(What to do):
Looking at the entries, how many lines hold the word "name"? State the number by itself.

Entries taken from a collection
%%

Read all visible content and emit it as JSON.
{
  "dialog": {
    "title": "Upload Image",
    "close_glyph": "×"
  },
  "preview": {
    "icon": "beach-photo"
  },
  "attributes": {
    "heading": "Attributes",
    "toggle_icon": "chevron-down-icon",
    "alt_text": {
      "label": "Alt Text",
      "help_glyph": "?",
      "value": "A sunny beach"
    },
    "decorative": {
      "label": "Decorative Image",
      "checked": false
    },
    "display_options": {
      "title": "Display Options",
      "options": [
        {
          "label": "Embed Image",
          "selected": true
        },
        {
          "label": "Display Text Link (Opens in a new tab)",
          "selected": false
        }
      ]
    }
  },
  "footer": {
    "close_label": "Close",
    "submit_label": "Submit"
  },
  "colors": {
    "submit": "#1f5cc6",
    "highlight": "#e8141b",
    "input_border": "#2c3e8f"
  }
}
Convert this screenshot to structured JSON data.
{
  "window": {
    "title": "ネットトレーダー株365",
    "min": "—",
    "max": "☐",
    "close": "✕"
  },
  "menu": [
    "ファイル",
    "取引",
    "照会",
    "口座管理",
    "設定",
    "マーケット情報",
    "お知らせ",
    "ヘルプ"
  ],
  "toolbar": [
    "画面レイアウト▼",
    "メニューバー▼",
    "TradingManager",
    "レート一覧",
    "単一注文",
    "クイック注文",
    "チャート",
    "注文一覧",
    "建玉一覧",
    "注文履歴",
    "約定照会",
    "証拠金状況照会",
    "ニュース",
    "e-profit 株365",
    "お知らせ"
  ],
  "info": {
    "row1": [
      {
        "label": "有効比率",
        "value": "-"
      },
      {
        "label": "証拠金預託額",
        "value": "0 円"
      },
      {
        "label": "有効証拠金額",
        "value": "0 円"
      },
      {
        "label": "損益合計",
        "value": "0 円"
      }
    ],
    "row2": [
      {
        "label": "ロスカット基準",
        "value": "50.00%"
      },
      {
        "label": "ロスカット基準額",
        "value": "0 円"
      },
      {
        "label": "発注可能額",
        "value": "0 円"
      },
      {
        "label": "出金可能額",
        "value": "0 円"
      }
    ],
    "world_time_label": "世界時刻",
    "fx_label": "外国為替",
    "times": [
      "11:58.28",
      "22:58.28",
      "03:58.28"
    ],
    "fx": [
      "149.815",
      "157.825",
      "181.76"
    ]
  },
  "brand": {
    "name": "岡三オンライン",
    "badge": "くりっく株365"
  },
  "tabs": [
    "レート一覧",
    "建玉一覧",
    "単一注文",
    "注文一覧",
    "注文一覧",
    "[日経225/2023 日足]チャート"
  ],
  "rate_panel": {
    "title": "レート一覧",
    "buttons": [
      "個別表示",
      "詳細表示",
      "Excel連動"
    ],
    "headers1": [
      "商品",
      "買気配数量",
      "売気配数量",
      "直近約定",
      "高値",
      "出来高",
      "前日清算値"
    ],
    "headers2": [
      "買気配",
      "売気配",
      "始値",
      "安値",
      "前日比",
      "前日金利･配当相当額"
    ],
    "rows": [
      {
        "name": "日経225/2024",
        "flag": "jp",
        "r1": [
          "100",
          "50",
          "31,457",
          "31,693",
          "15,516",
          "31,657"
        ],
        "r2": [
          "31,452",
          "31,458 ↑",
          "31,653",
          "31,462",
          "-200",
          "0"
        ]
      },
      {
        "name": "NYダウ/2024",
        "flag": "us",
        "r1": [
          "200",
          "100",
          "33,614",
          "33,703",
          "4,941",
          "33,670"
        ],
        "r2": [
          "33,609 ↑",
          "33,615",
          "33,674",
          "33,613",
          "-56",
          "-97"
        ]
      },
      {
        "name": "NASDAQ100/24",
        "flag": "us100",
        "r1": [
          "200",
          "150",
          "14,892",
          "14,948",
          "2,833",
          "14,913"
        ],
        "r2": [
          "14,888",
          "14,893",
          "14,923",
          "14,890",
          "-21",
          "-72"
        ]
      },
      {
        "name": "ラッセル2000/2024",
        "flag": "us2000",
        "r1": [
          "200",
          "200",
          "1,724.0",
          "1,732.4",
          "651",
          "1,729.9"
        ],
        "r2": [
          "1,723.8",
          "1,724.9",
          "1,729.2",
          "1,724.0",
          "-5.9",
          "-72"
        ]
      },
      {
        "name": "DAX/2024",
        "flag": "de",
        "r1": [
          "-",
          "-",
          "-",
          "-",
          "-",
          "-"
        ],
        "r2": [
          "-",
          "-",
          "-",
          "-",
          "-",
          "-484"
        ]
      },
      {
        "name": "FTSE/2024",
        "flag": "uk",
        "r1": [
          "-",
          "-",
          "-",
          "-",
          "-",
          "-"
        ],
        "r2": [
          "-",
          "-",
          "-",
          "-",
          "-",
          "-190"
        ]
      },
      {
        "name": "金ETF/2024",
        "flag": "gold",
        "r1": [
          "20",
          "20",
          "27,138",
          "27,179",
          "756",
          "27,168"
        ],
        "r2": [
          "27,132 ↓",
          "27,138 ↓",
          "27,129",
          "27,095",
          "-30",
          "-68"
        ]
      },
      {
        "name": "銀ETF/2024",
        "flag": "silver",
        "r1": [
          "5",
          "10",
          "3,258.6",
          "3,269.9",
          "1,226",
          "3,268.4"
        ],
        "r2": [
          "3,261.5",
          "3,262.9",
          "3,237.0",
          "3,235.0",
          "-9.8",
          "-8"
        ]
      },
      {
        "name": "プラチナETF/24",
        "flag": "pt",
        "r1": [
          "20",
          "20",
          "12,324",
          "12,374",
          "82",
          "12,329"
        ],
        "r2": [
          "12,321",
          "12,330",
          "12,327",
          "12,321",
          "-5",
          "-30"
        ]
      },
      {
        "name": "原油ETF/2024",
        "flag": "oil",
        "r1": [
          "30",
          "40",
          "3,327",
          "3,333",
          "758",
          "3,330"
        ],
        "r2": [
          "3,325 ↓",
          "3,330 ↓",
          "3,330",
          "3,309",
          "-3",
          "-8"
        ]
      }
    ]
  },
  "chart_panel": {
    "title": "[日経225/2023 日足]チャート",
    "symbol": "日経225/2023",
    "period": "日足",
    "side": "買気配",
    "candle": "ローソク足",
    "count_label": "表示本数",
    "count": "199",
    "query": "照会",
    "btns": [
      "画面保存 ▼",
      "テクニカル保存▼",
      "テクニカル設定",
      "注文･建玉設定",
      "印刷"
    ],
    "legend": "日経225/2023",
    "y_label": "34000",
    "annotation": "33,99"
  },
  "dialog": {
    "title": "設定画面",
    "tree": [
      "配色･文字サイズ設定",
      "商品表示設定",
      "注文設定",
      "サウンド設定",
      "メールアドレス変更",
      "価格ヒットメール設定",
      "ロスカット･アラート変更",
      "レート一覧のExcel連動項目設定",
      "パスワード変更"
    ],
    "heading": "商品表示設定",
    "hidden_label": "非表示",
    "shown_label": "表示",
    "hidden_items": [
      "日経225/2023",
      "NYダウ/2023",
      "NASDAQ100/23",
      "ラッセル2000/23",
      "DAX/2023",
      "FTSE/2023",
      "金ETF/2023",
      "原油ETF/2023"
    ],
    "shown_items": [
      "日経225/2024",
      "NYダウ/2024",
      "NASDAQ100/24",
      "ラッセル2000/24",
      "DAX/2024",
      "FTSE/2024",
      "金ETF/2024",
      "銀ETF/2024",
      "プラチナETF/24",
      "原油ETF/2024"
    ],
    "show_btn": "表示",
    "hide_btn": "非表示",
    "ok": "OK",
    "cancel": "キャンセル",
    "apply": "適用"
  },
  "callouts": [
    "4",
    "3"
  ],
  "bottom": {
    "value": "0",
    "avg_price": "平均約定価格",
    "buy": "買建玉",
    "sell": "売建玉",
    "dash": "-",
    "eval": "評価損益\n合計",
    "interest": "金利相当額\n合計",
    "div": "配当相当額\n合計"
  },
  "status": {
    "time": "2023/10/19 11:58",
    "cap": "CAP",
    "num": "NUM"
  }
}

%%

(Completed task):
11